Distribution of crack kits is good policy
Consider this: The province decides to fund a cheap medical program that could reduce the spread of a serious disease and, along with it, could reduce health care costs significantly.
One would think such a program would be heartily endorsed by anyone who's concerned about spiralling health care costs. Alas, the program concerns drugs - more specifically, crack cocaine, one of the most harmful of the illicit drugs. And that means that many people will reflexively oppose the program regardless of the benefits it may realize.
The pilot project involves distributing crack kits, including pipes, mouthpieces, filters and condoms, to crack cocaine smokers. Although it's not clear how many subjects will be involved, the project is expected to run for six months to a year and to cost between $50,000 and $60,000.
That's a mere pittance compared to the project's potential savings.

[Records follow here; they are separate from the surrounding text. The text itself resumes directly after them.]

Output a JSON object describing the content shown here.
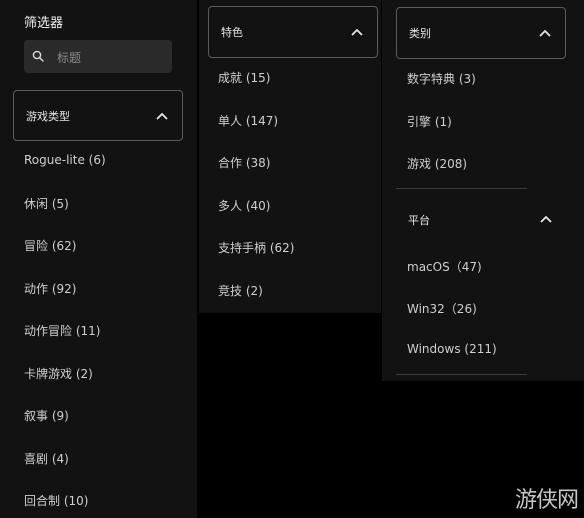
{
  "sidebar": {
    "title": "筛选器"
  },
  "search": {
    "placeholder": "标题"
  },
  "genre": {
    "title": "游戏类型",
    "items": [
      "Rogue-lite (6)",
      "休闲 (5)",
      "冒险 (62)",
      "动作 (92)",
      "动作冒险 (11)",
      "卡牌游戏 (2)",
      "叙事 (9)",
      "喜剧 (4)",
      "回合制 (10)"
    ]
  },
  "features": {
    "title": "特色",
    "items": [
      "成就 (15)",
      "单人 (147)",
      "合作 (38)",
      "多人 (40)",
      "支持手柄 (62)",
      "竞技 (2)"
    ]
  },
  "category": {
    "title": "类别",
    "items": [
      "数字特典 (3)",
      "引擎 (1)",
      "游戏 (208)"
    ]
  },
  "platform": {
    "title": "平台",
    "items": [
      "macOS（47)",
      "Win32（26)",
      "Windows (211)"
    ]
  },
  "watermark": "游侠网",
  "colors": {
    "background": "#000000",
    "panel": "#121212",
    "border": "#5b5b5b",
    "text": "#cfcfcf"
  }
}
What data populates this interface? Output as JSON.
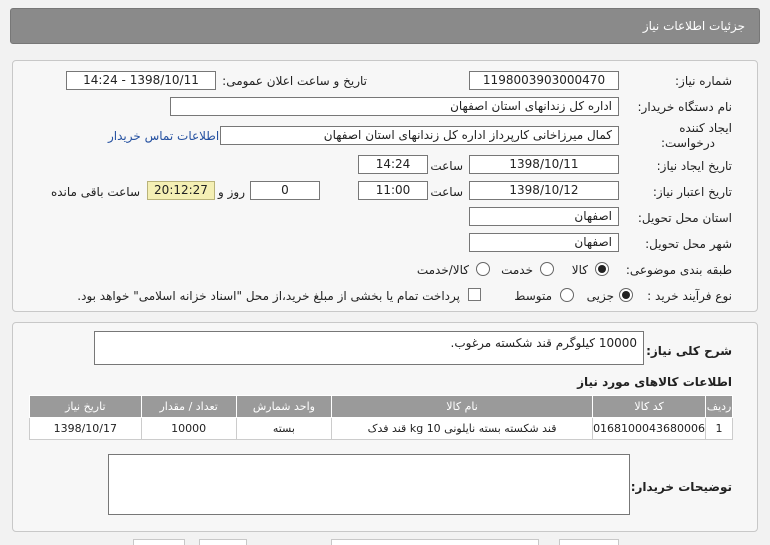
{
  "header": {
    "title": "جزئیات اطلاعات نیاز"
  },
  "form": {
    "need_number_label": "شماره نیاز:",
    "need_number": "1198003903000470",
    "announce_label": "تاریخ و ساعت اعلان عمومی:",
    "announce_value": "1398/10/11 - 14:24",
    "buyer_org_label": "نام دستگاه خریدار:",
    "buyer_org": "اداره کل زندانهای استان اصفهان",
    "creator_label_1": "ایجاد کننده",
    "creator_label_2": "درخواست:",
    "creator": "کمال میرزاخانی کارپرداز اداره کل زندانهای استان اصفهان",
    "contact_link": "اطلاعات تماس خریدار",
    "create_date_label": "تاریخ ایجاد نیاز:",
    "create_date": "1398/10/11",
    "time_label": "ساعت",
    "create_time": "14:24",
    "valid_date_label": "تاریخ اعتبار نیاز:",
    "valid_date": "1398/10/12",
    "valid_time": "11:00",
    "days_value": "0",
    "days_label": "روز و",
    "remaining_time": "20:12:27",
    "remaining_label": "ساعت باقی مانده",
    "province_label": "استان محل تحویل:",
    "province": "اصفهان",
    "city_label": "شهر محل تحویل:",
    "city": "اصفهان",
    "category_label": "طبقه بندی موضوعی:",
    "category_options": [
      "کالا",
      "خدمت",
      "کالا/خدمت"
    ],
    "process_label": "نوع فرآیند خرید :",
    "process_options": [
      "جزیی",
      "متوسط"
    ],
    "payment_note": "پرداخت تمام یا بخشی از مبلغ خرید،از محل \"اسناد خزانه اسلامی\" خواهد بود."
  },
  "summary": {
    "label": "شرح کلی نیاز:",
    "text": "10000 کیلوگرم قند شکسته مرغوب."
  },
  "goods": {
    "title": "اطلاعات کالاهای مورد نیاز",
    "columns": [
      "ردیف",
      "کد کالا",
      "نام کالا",
      "واحد شمارش",
      "تعداد / مقدار",
      "تاریخ نیاز"
    ],
    "rows": [
      [
        "1",
        "0168100043680006",
        "قند شکسته بسته نایلونی 10 kg قند فدک",
        "بسته",
        "10000",
        "1398/10/17"
      ]
    ]
  },
  "buyer_notes": {
    "label": "توضیحات خریدار:",
    "text": ""
  }
}
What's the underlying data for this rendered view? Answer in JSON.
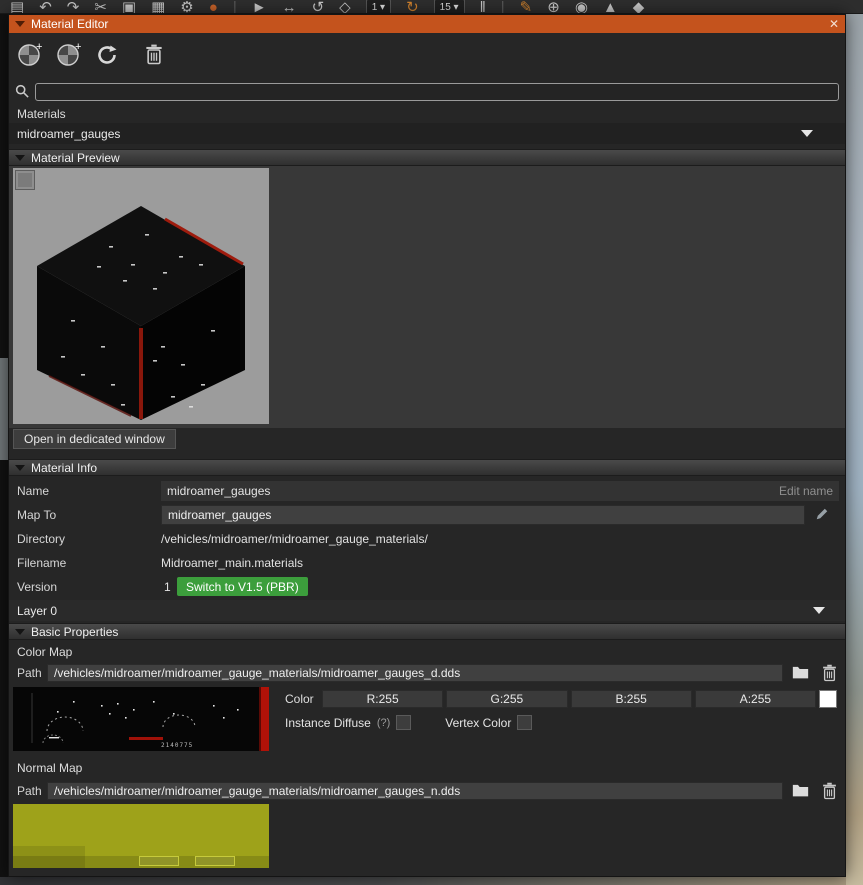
{
  "window": {
    "title": "Material Editor",
    "close_glyph": "✕"
  },
  "top_toolbar": {
    "items": [
      {
        "name": "save-icon",
        "glyph": "▤"
      },
      {
        "name": "undo-icon",
        "glyph": "↶"
      },
      {
        "name": "redo-icon",
        "glyph": "↷"
      },
      {
        "name": "cut-icon",
        "glyph": "✂"
      },
      {
        "name": "copy-icon",
        "glyph": "▣"
      },
      {
        "name": "paste-icon",
        "glyph": "▦"
      },
      {
        "name": "settings-gear-icon",
        "glyph": "⚙"
      },
      {
        "name": "vehicle-icon",
        "glyph": "●",
        "color": "#c9632a"
      },
      {
        "name": "separator",
        "glyph": "|",
        "sep": true
      },
      {
        "name": "select-icon",
        "glyph": "►"
      },
      {
        "name": "translate-icon",
        "glyph": "↔"
      },
      {
        "name": "rotate-icon",
        "glyph": "↺"
      },
      {
        "name": "scale-icon",
        "glyph": "◇"
      },
      {
        "name": "snap-size-dropdown",
        "text": "1"
      },
      {
        "name": "reload-icon",
        "glyph": "↻",
        "color": "#d2832e"
      },
      {
        "name": "angle-snap-dropdown",
        "text": "15"
      },
      {
        "name": "pause-icon",
        "glyph": "‖"
      },
      {
        "name": "separator",
        "glyph": "|",
        "sep": true
      },
      {
        "name": "draw-pencil-icon",
        "glyph": "✎",
        "color": "#d2832e"
      },
      {
        "name": "add-icon",
        "glyph": "⊕"
      },
      {
        "name": "forest-icon",
        "glyph": "◉"
      },
      {
        "name": "terrain-icon",
        "glyph": "▲"
      },
      {
        "name": "decal-icon",
        "glyph": "◆"
      }
    ]
  },
  "search": {
    "placeholder": "",
    "value": ""
  },
  "materials": {
    "label": "Materials",
    "selected": "midroamer_gauges"
  },
  "sections": {
    "preview": "Material Preview",
    "info": "Material Info",
    "basic": "Basic Properties"
  },
  "preview": {
    "open_button": "Open in dedicated window"
  },
  "info": {
    "rows": [
      {
        "label": "Name",
        "value": "midroamer_gauges",
        "action": "Edit name"
      },
      {
        "label": "Map To",
        "value": "midroamer_gauges"
      },
      {
        "label": "Directory",
        "value": "/vehicles/midroamer/midroamer_gauge_materials/"
      },
      {
        "label": "Filename",
        "value": "Midroamer_main.materials"
      },
      {
        "label": "Version",
        "value": "1",
        "action": "Switch to V1.5 (PBR)"
      }
    ]
  },
  "layer": {
    "selected": "Layer 0"
  },
  "color_map": {
    "label": "Color Map",
    "path_label": "Path",
    "path": "/vehicles/midroamer/midroamer_gauge_materials/midroamer_gauges_d.dds",
    "color_label": "Color",
    "channels": [
      "R:255",
      "G:255",
      "B:255",
      "A:255"
    ],
    "instance_diffuse_label": "Instance Diffuse",
    "instance_diffuse_hint": "(?)",
    "vertex_color_label": "Vertex Color",
    "texture_odometer": "2140775"
  },
  "normal_map": {
    "label": "Normal Map",
    "path_label": "Path",
    "path": "/vehicles/midroamer/midroamer_gauge_materials/midroamer_gauges_n.dds"
  },
  "colors": {
    "titlebar": "#c4531d",
    "green_button": "#3c9e3c",
    "normal_texture": "#9ea21a",
    "color_swatch": "#ffffff"
  }
}
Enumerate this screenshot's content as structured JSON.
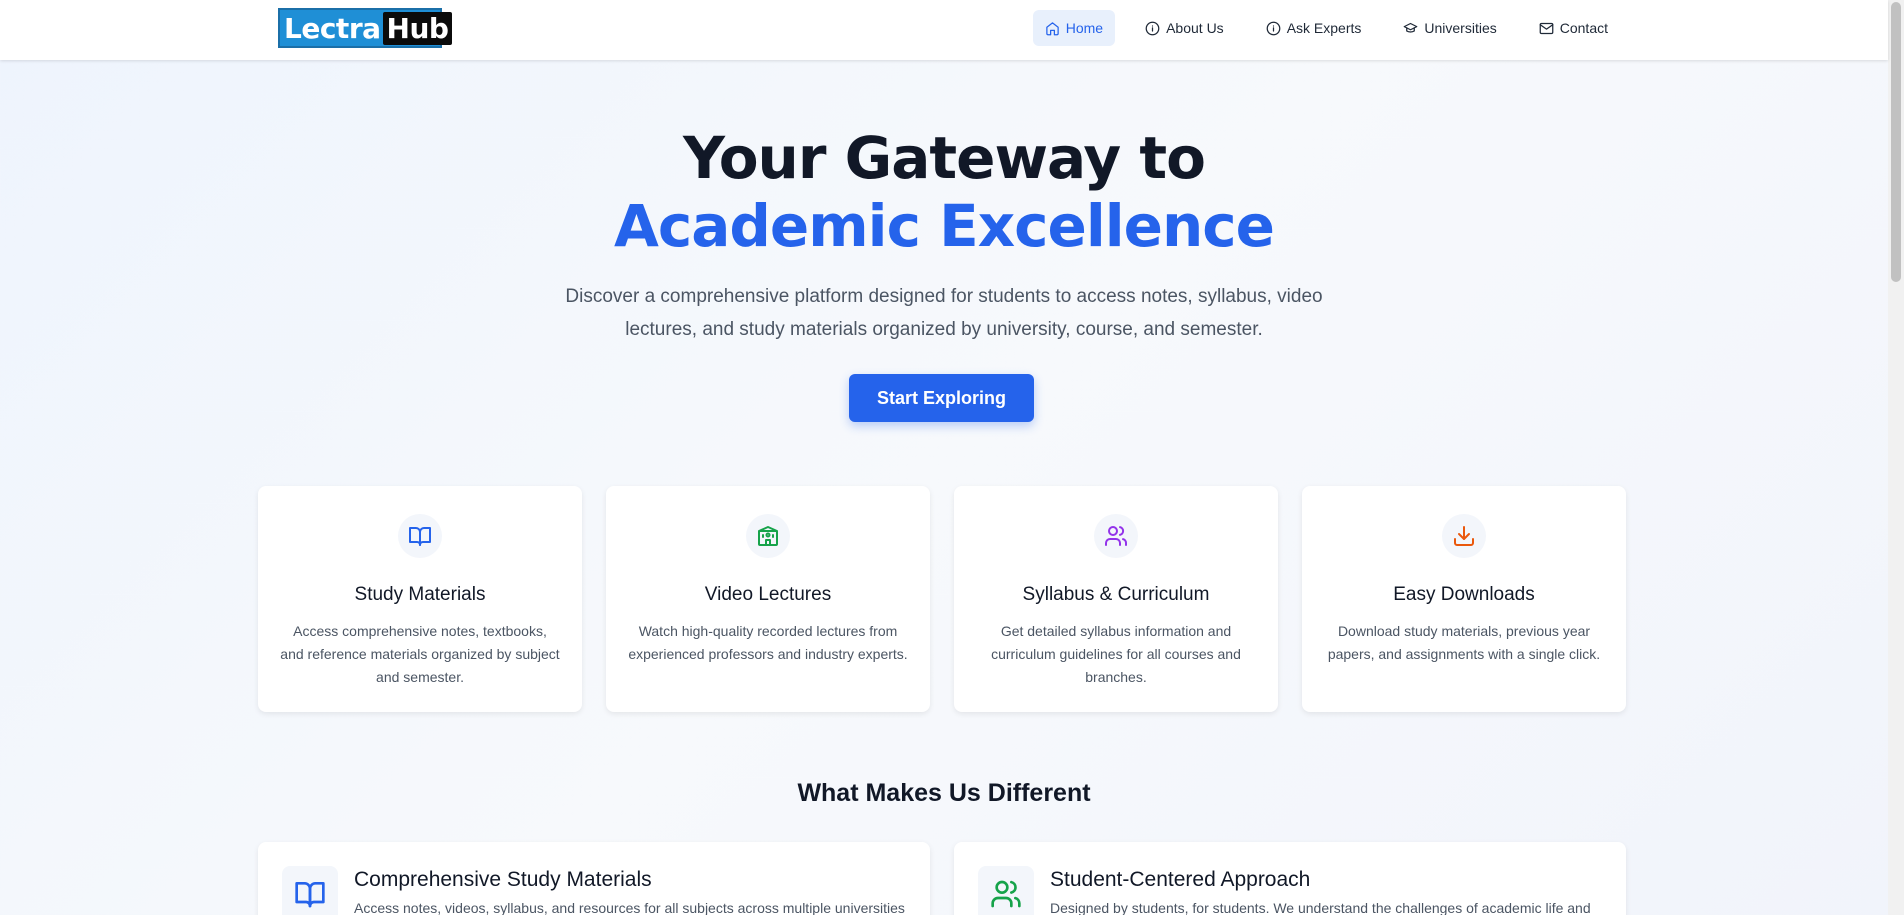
{
  "brand": {
    "part1": "Lectra",
    "part2": "Hub"
  },
  "nav": [
    {
      "label": "Home",
      "icon": "home-icon",
      "active": true
    },
    {
      "label": "About Us",
      "icon": "info-icon",
      "active": false
    },
    {
      "label": "Ask Experts",
      "icon": "info-icon",
      "active": false
    },
    {
      "label": "Universities",
      "icon": "graduation-cap-icon",
      "active": false
    },
    {
      "label": "Contact",
      "icon": "mail-icon",
      "active": false
    }
  ],
  "hero": {
    "line1": "Your Gateway to",
    "line2": "Academic Excellence",
    "subtitle": "Discover a comprehensive platform designed for students to access notes, syllabus, video lectures, and study materials organized by university, course, and semester.",
    "cta": "Start Exploring"
  },
  "features": [
    {
      "title": "Study Materials",
      "desc": "Access comprehensive notes, textbooks, and reference materials organized by subject and semester.",
      "icon": "book-open-icon",
      "color": "#2563eb"
    },
    {
      "title": "Video Lectures",
      "desc": "Watch high-quality recorded lectures from experienced professors and industry experts.",
      "icon": "school-icon",
      "color": "#16a34a"
    },
    {
      "title": "Syllabus & Curriculum",
      "desc": "Get detailed syllabus information and curriculum guidelines for all courses and branches.",
      "icon": "users-icon",
      "color": "#9333ea"
    },
    {
      "title": "Easy Downloads",
      "desc": "Download study materials, previous year papers, and assignments with a single click.",
      "icon": "download-icon",
      "color": "#ea580c"
    }
  ],
  "different": {
    "title": "What Makes Us Different",
    "items": [
      {
        "title": "Comprehensive Study Materials",
        "desc": "Access notes, videos, syllabus, and resources for all subjects across multiple universities",
        "icon": "book-open-icon",
        "color": "#2563eb"
      },
      {
        "title": "Student-Centered Approach",
        "desc": "Designed by students, for students. We understand the challenges of academic life and",
        "icon": "users-icon",
        "color": "#16a34a"
      }
    ]
  }
}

Although the evidence is not conclusive on this point, there is reason to believe that the sharing of crack pipes can lead to transmission of a variety of blood-borne diseases, most notably hepatitis C (HCV). Indeed, just a few years ago Benedikt Fischer of the University of Victoria's Centre for Addiction Research studied 51 crack smokers and found HCV on one pipe.
This doesn't prove that HCV is transmitted via shared crack pipes, but given that many crack smokers have burns and open sores on their lips, it's certainly possible.
We know further that both HCV and pipe sharing are epidemic among crack users.
According to data from the ongoing BC Alcohol and Other Drug Monitoring Project, which interviews samples of drug users every six months, 70 per cent of crack smokers in Victoria and 60 per cent in Vancouver reported sharing crack pipes.
It is, therefore, imperative that we do whatever we can to reduce the risk of HCV transmission among crack users, not only to safeguard their health but also to reduce health care costs.
The cost of treating HCV infection is estimated at $30,000 per person per year, and given the number of HCV-infected drug users in Canada, the estimate for treatment over the next 20 years runs into the billions of dollars.
This itself is a crisis, in addition to the epidemic of HCV infection among drug users.
And it means that if the pilot project prevents two people from becoming HCV positive, it will have paid for itself for each year's outlay.
But preventing HCV infection is, of course, not the only to reason to endorse the project. Crack pipe sharing might also lead to HIV transmission and to respiratory illnesses such as pneumonia.
And preventing disease isn't the only reason to endorse the project.
The distribution of crack kits also acts as a form of outreach to deeply marginalized drug users, a point of first contact with the health care system.
As we have seen with Insite, Vancouver's supervised injection site, the project could ultimately result in more users seeking treatment.
Of course, we don't know if the project will have this effect, or even if it will reduce HCV infection. But that is precisely why it needs to be tried and studied. Running such a project is the very epitome of responsible health care policy-making.